Ah holidays, lying on a beach somewhere in the Caribbean, sounds of a steel drum band softly playing in the background, sunning oneself while a shirtless cabana boy brings endless supplies of long island ice teas… sounds alright doesn’t it? Maybe skydiving in Austria or skiing the Swiss Alps is more to your liking?
Whatever sort of holiday you chose (even if it is throwing yourself out of a perfectly good plane) they all have one thing in common – they cost money! So how can you enjoy your break from the rat race without coming home and suffering heart failure at the sight of your credit card bill?
Have a plan
Bit of a reoccurring theme coming through in these articles isn’t there? It is the simplest process to undertake and yet is most often forgotten. Decide on where you would like to go, what you would like to do whilst there and lastly add up how much it will cost you. Remember to include things like travel insurance, transport, accommodation, entertainment, meals, phone bills and currency conversion fees. Once you have this goal in mind, work out when you would like to travel. Most holiday destinations have an off-peak period and substantial savings can be made if you travel during these times – just be careful though and do your research. I nearly travelled to Fiji during monsoon season – that would have put a real dampener on my holiday (yes I’m always this funny.)
Start a savings account
Shop around for an account that has limited access and a high interest rate. Most banks/ lending institutions offer an internet account. I keep my savings in an ING Direct account and they are currently earning 6%pa. Use a calculator on one of the banks websites to estimate how much you will need to put aside each week/fortnight to reach your holiday savings goal. Most accounts you have the option to re-name – why not call it your holiday destination account i.e. Queenstown skiing account or Hawaii account?
Save little, save often

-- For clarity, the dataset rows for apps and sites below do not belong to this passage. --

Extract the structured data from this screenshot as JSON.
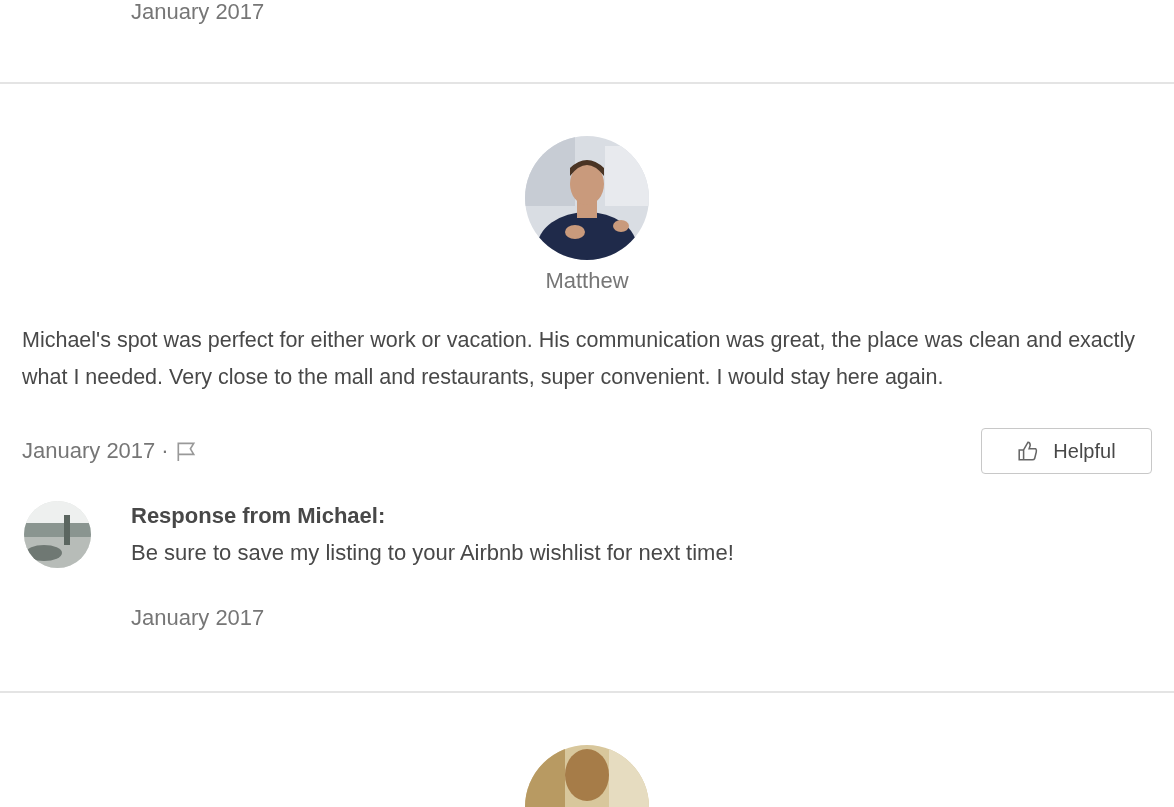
{
  "previous_review": {
    "date": "January 2017"
  },
  "review": {
    "author": "Matthew",
    "text": "Michael's spot was perfect for either work or vacation. His communication was great, the place was clean and exactly what I needed. Very close to the mall and restaurants, super convenient. I would stay here again.",
    "date": "January 2017",
    "separator": "·",
    "helpful_label": "Helpful",
    "response": {
      "title": "Response from Michael:",
      "text": "Be sure to save my listing to your Airbnb wishlist for next time!",
      "date": "January 2017"
    }
  }
}
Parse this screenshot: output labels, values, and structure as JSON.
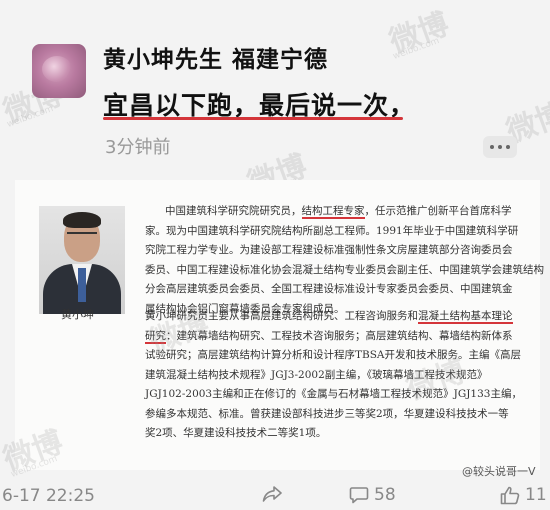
{
  "post": {
    "author": "黄小坤先生 福建宁德",
    "text": "宜昌以下跑，最后说一次，",
    "time": "3分钟前"
  },
  "card": {
    "caption": "黄小坤",
    "bio_lines_1": [
      "中国建筑科学研究院研究员，",
      "结构工程专家",
      "，任示范推广创新平台首席科学",
      "家。现为中国建筑科学研究院结构所副总工程师。1991年毕业于中国建筑科学研",
      "究院工程力学专业。为建设部工程建设标准强制性条文房屋建筑部分咨询委员会",
      "委员、中国工程建设标准化协会混凝土结构专业委员会副主任、中国建筑学会建筑结构",
      "分会高层建筑委员会委员、全国工程建设标准设计专家委员会委员、中国建筑金",
      "属结构协会铝门窗幕墙委员会专家组成员。"
    ],
    "bio_lines_2": [
      "黄小坤研究员主要从事高层建筑结构研究、工程咨询服务和",
      "混凝土结构基本理论",
      "研究",
      "：建筑幕墙结构研究、工程技术咨询服务；高层建筑结构、幕墙结构新体系",
      "试验研究；高层建筑结构计算分析和设计程序TBSA开发和技术服务。主编《高层",
      "建筑混凝土结构技术规程》JGJ3-2002副主编，《玻璃幕墙工程技术规范》",
      "JGJ102-2003主编和正在修订的《金属与石材幕墙工程技术规范》JGJ133主编，",
      "参编多本规范、标准。曾获建设部科技进步三等奖2项，华夏建设科技技术一等",
      "奖2项、华夏建设科技技术二等奖1项。"
    ],
    "source_credit": "@较头说哥一V"
  },
  "watermarks": [
    {
      "text": "微博",
      "sub": "weibo.com"
    }
  ],
  "footer": {
    "time": "6-17 22:25",
    "comments": "58",
    "likes": "11"
  }
}
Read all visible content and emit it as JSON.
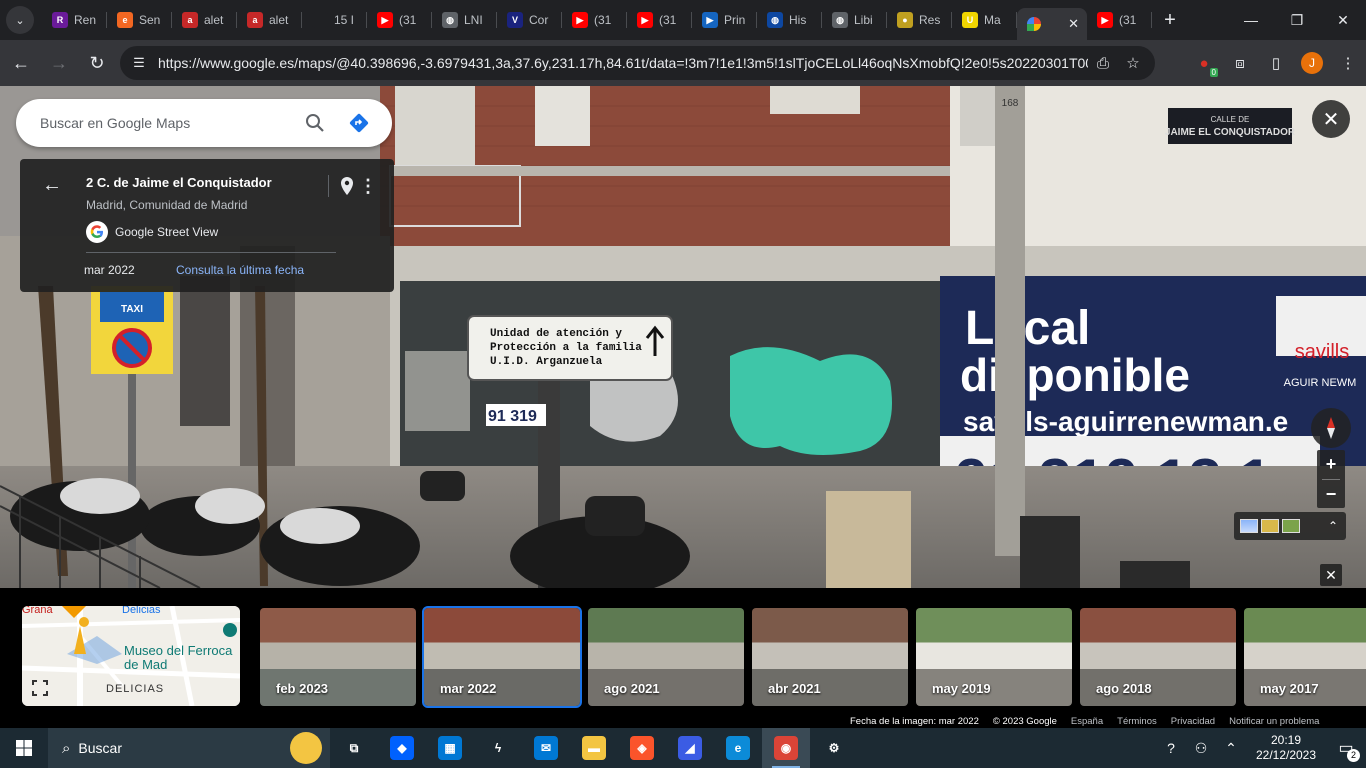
{
  "browser": {
    "tabs": [
      {
        "label": "Ren",
        "icon": "rent-icon",
        "color": "#6a1b9a",
        "glyph": "R"
      },
      {
        "label": "Sen",
        "icon": "e-letter-icon",
        "color": "#f26722",
        "glyph": "e"
      },
      {
        "label": "alet",
        "icon": "a-letter-icon",
        "color": "#c62828",
        "glyph": "a"
      },
      {
        "label": "alet",
        "icon": "a-letter-icon",
        "color": "#c62828",
        "glyph": "a"
      },
      {
        "label": "15 I",
        "icon": "dark-tab-icon",
        "color": "#202124",
        "glyph": ""
      },
      {
        "label": "(31",
        "icon": "youtube-icon",
        "color": "#ff0000",
        "glyph": "▶"
      },
      {
        "label": "LNI",
        "icon": "globe-icon",
        "color": "#5f6368",
        "glyph": "◍"
      },
      {
        "label": "Cor",
        "icon": "v-letter-icon",
        "color": "#1a237e",
        "glyph": "V"
      },
      {
        "label": "(31",
        "icon": "youtube-icon",
        "color": "#ff0000",
        "glyph": "▶"
      },
      {
        "label": "(31",
        "icon": "youtube-icon",
        "color": "#ff0000",
        "glyph": "▶"
      },
      {
        "label": "Prin",
        "icon": "play-circle-icon",
        "color": "#1565c0",
        "glyph": "▶"
      },
      {
        "label": "His",
        "icon": "globe-icon",
        "color": "#0d47a1",
        "glyph": "◍"
      },
      {
        "label": "Libi",
        "icon": "globe-icon",
        "color": "#5f6368",
        "glyph": "◍"
      },
      {
        "label": "Res",
        "icon": "pin-yellow-icon",
        "color": "#c0a020",
        "glyph": "●"
      },
      {
        "label": "Ma",
        "icon": "u-letter-icon",
        "color": "#f2d600",
        "glyph": "U"
      }
    ],
    "active_tab": {
      "icon": "google-maps-icon",
      "close": "✕"
    },
    "tail_tab": {
      "label": "(31",
      "icon": "youtube-icon",
      "color": "#ff0000",
      "glyph": "▶"
    },
    "url": "https://www.google.es/maps/@40.398696,-3.6979431,3a,37.6y,231.17h,84.61t/data=!3m7!1e1!3m5!1slTjoCELoLl46oqNsXmobfQ!2e0!5s20220301T00...",
    "extension_badge": "0",
    "profile_initial": "J"
  },
  "maps": {
    "search_placeholder": "Buscar en Google Maps",
    "card": {
      "title": "2 C. de Jaime el Conquistador",
      "subtitle": "Madrid, Comunidad de Madrid",
      "source": "Google Street View",
      "date": "mar 2022",
      "latest_link": "Consulta la última fecha"
    },
    "minimap": {
      "labels": [
        "Graná",
        "Delicias",
        "Museo del Ferroca de Mad",
        "DELICIAS"
      ]
    },
    "timeline": [
      {
        "label": "feb 2023",
        "selected": false
      },
      {
        "label": "mar 2022",
        "selected": true
      },
      {
        "label": "ago 2021",
        "selected": false
      },
      {
        "label": "abr 2021",
        "selected": false
      },
      {
        "label": "may 2019",
        "selected": false
      },
      {
        "label": "ago 2018",
        "selected": false
      },
      {
        "label": "may 2017",
        "selected": false
      }
    ],
    "attribution": {
      "image_date": "Fecha de la imagen: mar 2022",
      "copyright": "© 2023 Google",
      "country": "España",
      "terms": "Términos",
      "privacy": "Privacidad",
      "report": "Notificar un problema"
    },
    "scene_text": {
      "street_sign_1": "CALLE DE",
      "street_sign_2": "JAIME EL CONQUISTADOR",
      "post_number": "168",
      "sign_line_1": "Unidad de atención y",
      "sign_line_2": "Protección a la familia",
      "sign_line_3": "U.I.D. Arganzuela",
      "taxi": "TAXI",
      "banner_1": "Local",
      "banner_2": "disponible",
      "banner_3": "savills-aguirrenewman.e",
      "banner_4": "91 319 13 1",
      "savills": "savills",
      "aguirre": "AGUIR NEWM",
      "small_phone": "91 319"
    }
  },
  "taskbar": {
    "search_label": "Buscar",
    "apps": [
      {
        "name": "task-view-icon",
        "glyph": "⧉",
        "color": "transparent",
        "running": false
      },
      {
        "name": "dropbox-icon",
        "glyph": "◆",
        "color": "#0061fe",
        "running": false
      },
      {
        "name": "store-icon",
        "glyph": "▦",
        "color": "#0078d4",
        "running": false
      },
      {
        "name": "winamp-icon",
        "glyph": "ϟ",
        "color": "transparent",
        "running": false
      },
      {
        "name": "mail-icon",
        "glyph": "✉",
        "color": "#0078d4",
        "running": false
      },
      {
        "name": "file-explorer-icon",
        "glyph": "▬",
        "color": "#f3c542",
        "running": false
      },
      {
        "name": "brave-icon",
        "glyph": "◈",
        "color": "#fb542b",
        "running": false
      },
      {
        "name": "copilot-icon",
        "glyph": "◢",
        "color": "#3b5ce4",
        "running": false
      },
      {
        "name": "edge-icon",
        "glyph": "e",
        "color": "#0c8bd8",
        "running": false
      },
      {
        "name": "chrome-icon",
        "glyph": "◉",
        "color": "#db4437",
        "running": true
      },
      {
        "name": "settings-icon",
        "glyph": "⚙",
        "color": "transparent",
        "running": false
      }
    ],
    "clock_time": "20:19",
    "clock_date": "22/12/2023",
    "notification_count": "2"
  },
  "colors": {
    "chrome_dark": "#202124",
    "chrome_toolbar": "#35363a",
    "maps_blue": "#1a73e8",
    "link_blue": "#8ab4f8",
    "taskbar": "#1c2a33"
  }
}
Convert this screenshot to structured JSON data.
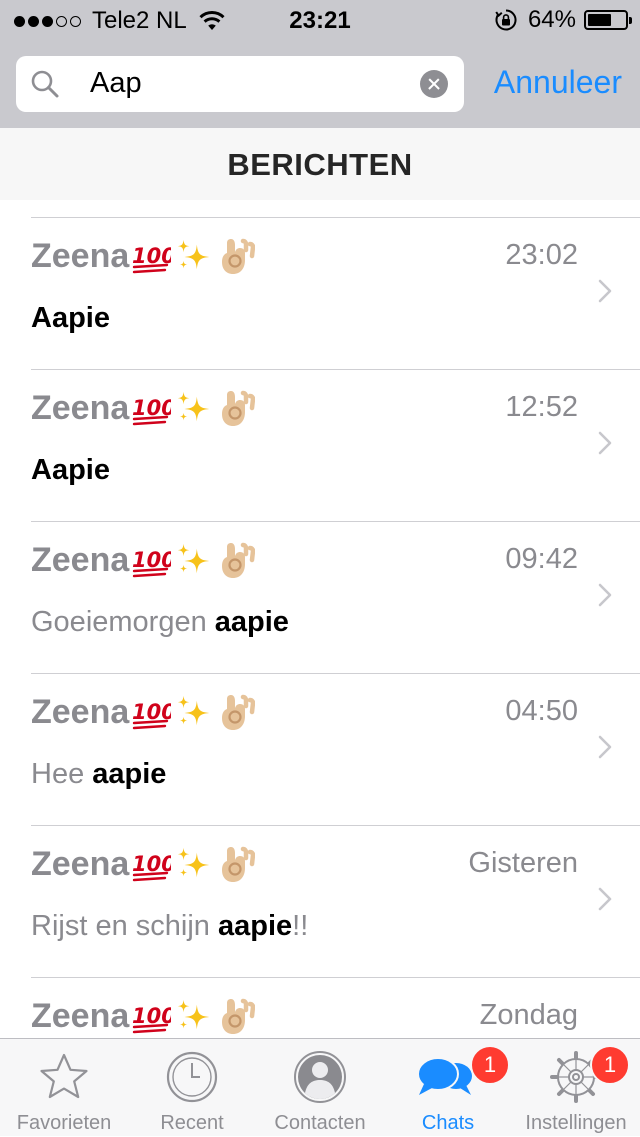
{
  "status_bar": {
    "signal_dots_filled": 3,
    "signal_dots_total": 5,
    "carrier": "Tele2 NL",
    "time": "23:21",
    "battery_percent_text": "64%",
    "battery_level": 0.64
  },
  "search": {
    "query": "Aap",
    "cancel_label": "Annuleer"
  },
  "section_title": "BERICHTEN",
  "results": [
    {
      "name": "Zeena",
      "time": "23:02",
      "preview_prefix": "",
      "preview_match": "Aapie",
      "preview_suffix": ""
    },
    {
      "name": "Zeena",
      "time": "12:52",
      "preview_prefix": "",
      "preview_match": "Aapie",
      "preview_suffix": ""
    },
    {
      "name": "Zeena",
      "time": "09:42",
      "preview_prefix": "Goeiemorgen ",
      "preview_match": "aapie",
      "preview_suffix": ""
    },
    {
      "name": "Zeena",
      "time": "04:50",
      "preview_prefix": "Hee ",
      "preview_match": "aapie",
      "preview_suffix": ""
    },
    {
      "name": "Zeena",
      "time": "Gisteren",
      "preview_prefix": "Rijst en schijn ",
      "preview_match": "aapie",
      "preview_suffix": "!!"
    },
    {
      "name": "Zeena",
      "time": "Zondag",
      "preview_prefix": "",
      "preview_match": "",
      "preview_suffix": ""
    }
  ],
  "name_emojis": [
    "hundred-points-icon",
    "sparkles-icon",
    "ok-hand-icon"
  ],
  "tabbar": {
    "tabs": [
      {
        "label": "Favorieten",
        "icon": "star-icon",
        "active": false,
        "badge": ""
      },
      {
        "label": "Recent",
        "icon": "clock-icon",
        "active": false,
        "badge": ""
      },
      {
        "label": "Contacten",
        "icon": "person-icon",
        "active": false,
        "badge": ""
      },
      {
        "label": "Chats",
        "icon": "chat-bubbles-icon",
        "active": true,
        "badge": "1"
      },
      {
        "label": "Instellingen",
        "icon": "gear-icon",
        "active": false,
        "badge": "1"
      }
    ]
  },
  "colors": {
    "accent": "#1a8cff",
    "badge": "#ff3b30",
    "header_bg": "#c9c9ce",
    "secondary_text": "#8a8a8f"
  }
}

Do you come home at the end of the day with a pocketful of change? Why not start a holiday jar? Take one large empty coffee jar or even a 9 litre bucket, decorate it with pictures from magazines or ones that you’ve printed off and you have a pretty repository to keep those few extra dollars each day. Why not forego a coffee a week? By cutting out one coffee a week you could save around $200 a year! At the end of the fortnight or when it’s full enough that you are tempted to spend it, take your jar/bucket into the bank (or put it in a grocery bag if that thought is too mortifying) and deposit it into your savings account, an extra $50 a week could equate to nearly $1450 over 12 months.
If you’ve saved an extra $200 a month towards your goal and the bank staff roll their eyes as you drag the bucket into the bank every week, then treat yourself to something small that makes you happy. Take a friend out to lunch, buy a round at the pub, buy a magazine and a scratchie, whatever makes you feel rewarded for your hard work. Make sure you don’t over-do it though, the goal at the end will be reward enough.